This past weekend I traveled to the land of endless sunlight as well as quite possibly one of the friendliest places on earth. The location: Edmonton in Alberta, Canada. The mission: to compete in my first World Cup race.
Having skipped over the World Cup step earlier in the year by doing the San Diego WTS race I was excited to rewind a bit and be in a race I would be more competitive in at this moment in time. My goal going into the race was to get top 10. The race started out pretty rough with a highly contact swim. At one point someone took my suit by my rear and gave it a pretty aggressive pull. And throughout the entire race I continued to get my shoulders pulled and my goggles punched into my face. Having been in open water swims before these are not out of the ordinary events and it is all just part of the sport, but this had to be one of the most contact swims I’ve ever been in. Good thing was, it was a sprint and the swim only lasted about 10 minutes.
So after escaping from the pond, I ran out to get my bike. At the time I was coming out with a lot of teammates and training partners from the OTC. This was a critical point of the race and looking back I wish I would have pushed myself harder and stressed the transition to get with the front bike pack. This race definitely revealed the importance of having a sense of urgency, execution and all out speed and strength in leaving T1 in order to be with the front group. Unfortunately majority of my peers and I missed the front bike group, but fortunately we were all together to work as a group in our U.S.-dominated pack.
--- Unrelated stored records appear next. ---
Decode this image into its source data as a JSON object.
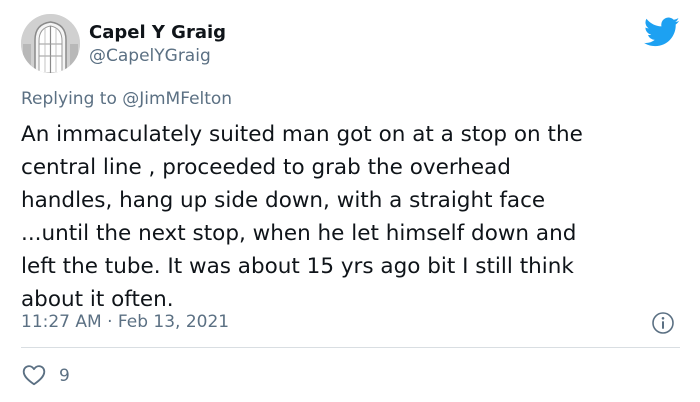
{
  "author": {
    "display_name": "Capel Y Graig",
    "handle": "@CapelYGraig"
  },
  "reply": {
    "prefix": "Replying to",
    "mention": "@JimMFelton"
  },
  "tweet": {
    "lines": [
      "An immaculately suited man got on at a stop on the",
      "central line , proceeded to grab the overhead",
      "handles, hang up side down, with a straight face",
      "...until the next stop, when he let himself down and",
      "left the tube. It was about 15 yrs ago bit I still think",
      "about it often."
    ]
  },
  "meta": {
    "time": "11:27 AM",
    "separator": "·",
    "date": "Feb 13, 2021"
  },
  "stats": {
    "likes": "9"
  },
  "icons": {
    "brand": "twitter-bird-icon",
    "info": "info-icon",
    "like": "heart-icon"
  },
  "colors": {
    "twitter_blue": "#1da1f2",
    "secondary_text": "#5b7083",
    "primary_text": "#0f1419"
  }
}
Coming off the bike my goal was to try and catch some people from the front pack on the run. Unfortunately in a sprint race a 5k doesn’t leave much time to make up for a minute deficit, especially at this caliber of a race. I tried my hardest, and had a great run but ended up 10 seconds away from catching anyone in the pack. The good news is I still finished 11th! Though I may not have completely reached my goal, I was generally happy with the race but once again learned how critical seconds can become in triathlon transitions.
I realized this in Clermont earlier this year when I had a speedy transition and was able to make the front bike pack just barely. However, having just missed the front bike pack during this race it became even more evident to me how crucial quick transitions are. Often as endurance athletes we spend a lot of time getting in the volume for training but over look some of the “small things”. What I have learned during triathlon is that those “small things” often can end up being determinants for the race as a whole.
Take the time to practice some of these transition skills a few times a week. This could mean running around in circles and then trying to put on your helmet and sunglasses as fast as you can. You could also do a swim with your wetsuit and practice getting out of the water and stripping out of your wetsuit quickly. Try having your shoes set up just how you would in a race and practice getting your feet in your shoes quickly.
All of these things that are so easy to implement into training are often forgotten until race day, but they can be critical time savers. I know I won’t be forgetting about them anytime soon, will you?
Photo: Arnold Lim/ITU